How have KKR (KKR) Stock and Ares Management (ARES) Stock performed?
If you look back at the share prices of ARES and KKR during 2018, you can see that they whipsawed all over the place throughout the year. You might then assume that the act of converting from a limited partnership to a corporation does not resonate well with investors. I just want you to keep in mind that we had three stock market corrections in 2018—THREE!—in February, October and December. Therefore, despite any potentially bullish results from a corporate conversion over the medium- and long-terms, literally any company’s stock is still subject to short-term stock market volatility.
A more recent review of these companies’ price charts tells a different story. Investors are embracing shares of alternative asset managers, getting excited about the corporate conversions, and profiting handsomely from capital gains and dividends.
For most of these stocks, it’s not realistic to expect additional short-term capital gains after such outsized performance during the first half of 2019. Watch for opportunities to buy shares during market corrections, because alternative asset managers can be excellent long-term growth & income investments.
Are there any remaining alternative asset manager conversion announcements that investors might profit from?
There is one more major player within the alternative asset management peer group, and that’s Carlyle Group LP (CG). The company’s May 1 earnings conference call transcript brought this message from Co-CEO Kewsong Lee:
“I think it’s important to address our current thinking about Carlyle’s corporate structure.
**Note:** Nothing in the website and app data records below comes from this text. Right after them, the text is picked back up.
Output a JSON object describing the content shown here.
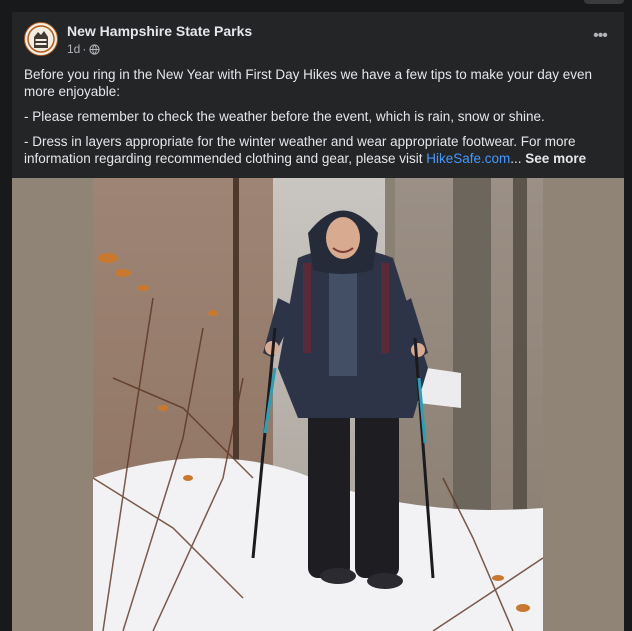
{
  "post": {
    "page_name": "New Hampshire State Parks",
    "avatar_text": "STATE PARKS",
    "time": "1d",
    "dot": "·",
    "privacy_icon": "globe-icon",
    "more_icon": "ellipsis-icon",
    "paragraphs": [
      "Before you ring in the New Year with First Day Hikes we have a few tips to make your day even more enjoyable:",
      "- Please remember to check the weather before the event, which is rain, snow or shine."
    ],
    "last_paragraph_text": "- Dress in layers appropriate for the winter weather and wear appropriate footwear. For more information regarding recommended clothing and gear, please visit ",
    "link_text": "HikeSafe.com",
    "ellipsis": "... ",
    "see_more": "See more"
  },
  "colors": {
    "card_bg": "#242526",
    "page_bg": "#18191a",
    "link": "#4599ff",
    "photo_matte": "#8f8476"
  }
}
Over the past year, we’ve seen several firms in our peer group either announce or complete a conversion to a C corporation from their prior publicly-traded partnership status. At this point, we can say the following; we continue to seriously explore a conversion to a C corporation for Carlyle. The benefits we’ve seen from the conversions have not gone unnoticed. There are many complex operational moving parts in connection with the conversion and we intend to conclude our thinking with a decision in the not too distant future.”
When a CEO runs a publicly-traded company, it’s not enough for them to excel at running their business. They also have a tremendous obligation to their shareholders, which largely plays out by making decisions that can support and grow the stock price. All of Carlyle Group’s major competitors have made a corporate conversion decision that will likely continue to significantly and positively affect their stock prices. Despite the tremendously complicated task of corporate conversion, Carlyle’s CEO must now follow suit, if at all possible. That’s because lacking a corporate conversion, very few institutional investors will be motivated to buy CG shares in the future when they can more easily buy shares in its corporate peers, without tax complications or portfolio restrictions.
Carlyle Group manages $221 billion, divided among real assets, corporate private equity, investment solutions and global credit. Investors can visit the company’s website to access the webcast of Carlyle Group’s June 11 presentation at the Morgan Stanley Financials Conference 2019, their May 2019 Investor Presentation and their first-quarter 2019 earnings release.
As stated in the earnings release, Co-CEO Kewsong Lee plans to make “a decision [about corporate conversion] in the not-too-distant future.” It’s time for opportunistic investors to buy CG in anticipation of a potential near-term announcement that could boost the share price, both immediately and over a multi-year period.